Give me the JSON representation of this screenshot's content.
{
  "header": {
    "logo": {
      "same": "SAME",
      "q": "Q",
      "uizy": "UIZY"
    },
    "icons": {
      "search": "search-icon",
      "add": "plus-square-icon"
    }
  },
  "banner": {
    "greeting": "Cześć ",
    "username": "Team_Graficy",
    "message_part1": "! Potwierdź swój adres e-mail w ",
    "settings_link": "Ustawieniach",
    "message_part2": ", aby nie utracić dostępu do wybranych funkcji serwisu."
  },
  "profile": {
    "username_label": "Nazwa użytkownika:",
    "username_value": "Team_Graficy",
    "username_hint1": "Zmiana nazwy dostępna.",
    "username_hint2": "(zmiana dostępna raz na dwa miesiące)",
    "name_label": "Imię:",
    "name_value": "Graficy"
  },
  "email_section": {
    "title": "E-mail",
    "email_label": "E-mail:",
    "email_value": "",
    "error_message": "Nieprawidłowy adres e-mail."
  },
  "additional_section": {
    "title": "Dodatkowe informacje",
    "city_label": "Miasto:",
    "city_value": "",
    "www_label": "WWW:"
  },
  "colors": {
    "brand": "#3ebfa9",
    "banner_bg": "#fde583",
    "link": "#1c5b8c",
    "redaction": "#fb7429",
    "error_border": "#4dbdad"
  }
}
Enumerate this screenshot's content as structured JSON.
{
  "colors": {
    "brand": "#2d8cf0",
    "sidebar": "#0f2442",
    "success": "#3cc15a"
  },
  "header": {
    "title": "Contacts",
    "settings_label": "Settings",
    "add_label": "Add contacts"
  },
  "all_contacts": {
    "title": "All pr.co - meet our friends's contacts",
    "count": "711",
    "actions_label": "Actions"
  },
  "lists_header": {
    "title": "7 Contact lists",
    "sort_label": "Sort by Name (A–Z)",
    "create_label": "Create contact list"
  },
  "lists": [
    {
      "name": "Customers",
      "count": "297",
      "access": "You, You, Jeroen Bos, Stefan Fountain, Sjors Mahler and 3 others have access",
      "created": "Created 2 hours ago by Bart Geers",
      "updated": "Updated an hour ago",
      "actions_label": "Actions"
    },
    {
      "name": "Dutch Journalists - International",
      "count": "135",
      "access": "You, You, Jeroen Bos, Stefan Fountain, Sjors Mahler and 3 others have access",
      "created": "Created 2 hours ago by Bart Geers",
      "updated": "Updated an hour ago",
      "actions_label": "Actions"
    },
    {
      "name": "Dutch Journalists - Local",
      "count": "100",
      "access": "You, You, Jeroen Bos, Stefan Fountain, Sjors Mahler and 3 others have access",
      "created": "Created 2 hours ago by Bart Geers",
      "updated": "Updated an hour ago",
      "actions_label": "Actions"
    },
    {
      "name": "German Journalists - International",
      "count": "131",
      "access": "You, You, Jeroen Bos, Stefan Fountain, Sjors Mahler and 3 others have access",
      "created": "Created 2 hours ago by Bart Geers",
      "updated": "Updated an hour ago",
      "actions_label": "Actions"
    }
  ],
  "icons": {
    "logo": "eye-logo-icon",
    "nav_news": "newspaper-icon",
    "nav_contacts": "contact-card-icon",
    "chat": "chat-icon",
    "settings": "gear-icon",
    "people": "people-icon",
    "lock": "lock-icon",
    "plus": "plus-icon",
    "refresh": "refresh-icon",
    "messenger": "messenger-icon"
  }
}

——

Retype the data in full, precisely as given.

• PROBLEM SOLUTION:
Give me the JSON representation of this screenshot's content.
{
  "header": {
    "logo": {
      "same": "SAME",
      "q": "Q",
      "uizy": "UIZY"
    },
    "icons": {
      "search": "search-icon",
      "add": "plus-square-icon"
    }
  },
  "banner": {
    "greeting": "Cześć ",
    "username": "Team_Graficy",
    "message_part1": "! Potwierdź swój adres e-mail w ",
    "settings_link": "Ustawieniach",
    "message_part2": ", aby nie utracić dostępu do wybranych funkcji serwisu."
  },
  "profile": {
    "username_label": "Nazwa użytkownika:",
    "username_value": "Team_Graficy",
    "username_hint1": "Zmiana nazwy dostępna.",
    "username_hint2": "(zmiana dostępna raz na dwa miesiące)",
    "name_label": "Imię:",
    "name_value": "Graficy"
  },
  "email_section": {
    "title": "E-mail",
    "email_label": "E-mail:",
    "email_value": "",
    "error_message": "Nieprawidłowy adres e-mail."
  },
  "additional_section": {
    "title": "Dodatkowe informacje",
    "city_label": "Miasto:",
    "city_value": "",
    "www_label": "WWW:"
  },
  "colors": {
    "brand": "#3ebfa9",
    "banner_bg": "#fde583",
    "link": "#1c5b8c",
    "redaction": "#fb7429",
    "error_border": "#4dbdad"
  }
}
Enumerate this screenshot's content as structured JSON.
{
  "colors": {
    "brand": "#2d8cf0",
    "sidebar": "#0f2442",
    "success": "#3cc15a"
  },
  "header": {
    "title": "Contacts",
    "settings_label": "Settings",
    "add_label": "Add contacts"
  },
  "all_contacts": {
    "title": "All pr.co - meet our friends's contacts",
    "count": "711",
    "actions_label": "Actions"
  },
  "lists_header": {
    "title": "7 Contact lists",
    "sort_label": "Sort by Name (A–Z)",
    "create_label": "Create contact list"
  },
  "lists": [
    {
      "name": "Customers",
      "count": "297",
      "access": "You, You, Jeroen Bos, Stefan Fountain, Sjors Mahler and 3 others have access",
      "created": "Created 2 hours ago by Bart Geers",
      "updated": "Updated an hour ago",
      "actions_label": "Actions"
    },
    {
      "name": "Dutch Journalists - International",
      "count": "135",
      "access": "You, You, Jeroen Bos, Stefan Fountain, Sjors Mahler and 3 others have access",
      "created": "Created 2 hours ago by Bart Geers",
      "updated": "Updated an hour ago",
      "actions_label": "Actions"
    },
    {
      "name": "Dutch Journalists - Local",
      "count": "100",
      "access": "You, You, Jeroen Bos, Stefan Fountain, Sjors Mahler and 3 others have access",
      "created": "Created 2 hours ago by Bart Geers",
      "updated": "Updated an hour ago",
      "actions_label": "Actions"
    },
    {
      "name": "German Journalists - International",
      "count": "131",
      "access": "You, You, Jeroen Bos, Stefan Fountain, Sjors Mahler and 3 others have access",
      "created": "Created 2 hours ago by Bart Geers",
      "updated": "Updated an hour ago",
      "actions_label": "Actions"
    }
  ],
  "icons": {
    "logo": "eye-logo-icon",
    "nav_news": "newspaper-icon",
    "nav_contacts": "contact-card-icon",
    "chat": "chat-icon",
    "settings": "gear-icon",
    "people": "people-icon",
    "lock": "lock-icon",
    "plus": "plus-icon",
    "refresh": "refresh-icon",
    "messenger": "messenger-icon"
  }
}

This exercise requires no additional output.